Jeremy Gallon will likely land a roster spot and could even be productive as a spot starter in the slot. He has good quickness and great balance, and has a Steve Smith like ability to elevate and catch contested balls. But at 5'7, 185 and with only average top speed, he'll need to find a role on special teams to hold a roster spot over the long term. Look for him to have a Justin Forsett type career.

Devin Street (6'3, 198) is a lesser version of Donte Moncrief.

Cody Hoffman (6'4, 223) is another big body, but unlike the previous guys he's more of a skilled prospect with limited physical talent. He's a plodder that doesn't elevate particularly well, and really struggles with bringing down balls when he has to leap for them. That limits the advantages of his height. He catches the ball well otherwise, and could carve out a role in the slot working the middle of the field and seams.

Quincy Enunwa is yet another guy who has nice size at 6'2 225lb, but looks very stiff on tape and doesn't catch particularly well. Likely to have special teams value and will need it to stick long enough to justify taking up a WR roster spot.

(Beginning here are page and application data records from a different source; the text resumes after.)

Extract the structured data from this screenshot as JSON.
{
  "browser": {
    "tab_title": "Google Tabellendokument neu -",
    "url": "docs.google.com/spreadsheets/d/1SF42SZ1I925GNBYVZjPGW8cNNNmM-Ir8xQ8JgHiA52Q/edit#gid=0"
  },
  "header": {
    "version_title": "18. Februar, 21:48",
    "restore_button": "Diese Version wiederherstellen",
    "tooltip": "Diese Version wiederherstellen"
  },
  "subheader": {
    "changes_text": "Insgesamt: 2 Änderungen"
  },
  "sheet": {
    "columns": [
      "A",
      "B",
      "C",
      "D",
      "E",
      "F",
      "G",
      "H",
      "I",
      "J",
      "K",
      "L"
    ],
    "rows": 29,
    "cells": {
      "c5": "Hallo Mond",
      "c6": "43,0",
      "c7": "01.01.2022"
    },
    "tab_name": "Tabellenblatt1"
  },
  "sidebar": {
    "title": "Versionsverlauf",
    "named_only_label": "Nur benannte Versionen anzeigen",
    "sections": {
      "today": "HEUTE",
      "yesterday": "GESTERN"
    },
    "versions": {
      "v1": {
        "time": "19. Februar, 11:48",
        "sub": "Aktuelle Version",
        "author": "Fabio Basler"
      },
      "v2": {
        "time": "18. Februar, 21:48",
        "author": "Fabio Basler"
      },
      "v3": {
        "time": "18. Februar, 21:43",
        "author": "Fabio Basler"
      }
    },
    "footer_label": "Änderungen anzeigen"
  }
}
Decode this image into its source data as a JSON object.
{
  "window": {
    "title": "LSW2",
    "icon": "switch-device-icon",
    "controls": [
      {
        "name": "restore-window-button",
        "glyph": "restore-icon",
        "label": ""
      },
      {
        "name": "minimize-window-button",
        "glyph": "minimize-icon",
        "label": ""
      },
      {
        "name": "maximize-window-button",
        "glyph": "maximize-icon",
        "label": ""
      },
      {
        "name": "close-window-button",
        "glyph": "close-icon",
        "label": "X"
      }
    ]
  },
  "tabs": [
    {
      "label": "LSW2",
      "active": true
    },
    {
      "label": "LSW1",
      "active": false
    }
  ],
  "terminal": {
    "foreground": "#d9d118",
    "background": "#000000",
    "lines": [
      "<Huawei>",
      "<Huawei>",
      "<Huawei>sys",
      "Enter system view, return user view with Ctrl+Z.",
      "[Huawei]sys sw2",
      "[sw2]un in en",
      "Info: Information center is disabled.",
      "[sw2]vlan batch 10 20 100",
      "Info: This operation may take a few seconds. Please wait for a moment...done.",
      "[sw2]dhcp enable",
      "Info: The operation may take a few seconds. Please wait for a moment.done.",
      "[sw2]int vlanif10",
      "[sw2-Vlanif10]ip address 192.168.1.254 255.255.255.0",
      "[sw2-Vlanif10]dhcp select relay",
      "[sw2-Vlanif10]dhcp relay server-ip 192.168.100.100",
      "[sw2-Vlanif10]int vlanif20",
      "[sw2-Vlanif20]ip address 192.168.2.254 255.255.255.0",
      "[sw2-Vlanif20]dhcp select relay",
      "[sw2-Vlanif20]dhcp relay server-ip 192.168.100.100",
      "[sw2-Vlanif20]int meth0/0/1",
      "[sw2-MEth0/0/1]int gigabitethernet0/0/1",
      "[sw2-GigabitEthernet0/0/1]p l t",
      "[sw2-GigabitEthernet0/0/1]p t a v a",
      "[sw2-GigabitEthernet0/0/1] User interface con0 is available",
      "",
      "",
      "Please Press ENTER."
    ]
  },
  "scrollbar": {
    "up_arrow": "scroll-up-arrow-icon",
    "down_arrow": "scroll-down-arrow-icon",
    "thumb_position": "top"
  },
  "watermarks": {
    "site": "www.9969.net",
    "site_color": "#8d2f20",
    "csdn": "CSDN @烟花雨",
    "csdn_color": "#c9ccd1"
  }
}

Honorable mentions - The 25 players listed above are they guys I've watched at least a little of and feel confident in my read on them. There are two other guys, Jeff Janis (6'3, 219) and Kevin Norwood (6'2, 198), that I wanted to include but wasn't able to without more tape. Janis is a freak physically and racked up numbers at Saginaw Valley St. I was only able to find highlight videos of him, and truth be told I wasn't as impressed as I'd hoped to be. Big time body catcher and he looked less dynamic than I had hoped. He housed a bunch of catches, but you kind of expect that with the competition he played against. Still, the numbers he put up at the combine are jaw dropping for his size. He's a very raw prospect, but there is a lot to work with. My minimally informed guess would put him somewhere in tier 5.

Norwood has nice size, good measurables, and once did this. From what little I've seen, he reminds me a bit of Mike Williams (Tampa's, not BMW). My minimally informed guess would have him between tiers 4 and 5.

Conclusion - This draft is deep as hell at WR, and I'm drooling over the top two guys. Teams are going to have to be smart about how they match prospect to scheme, but assuming guys are used correctly there should be a lot of production out of this class. My guess is that Seattle will be interested in the following guys (in no particular order, and not including the top 4): Adams, Bryant, Cooks, Moncrief, Norwood, Janis, Street.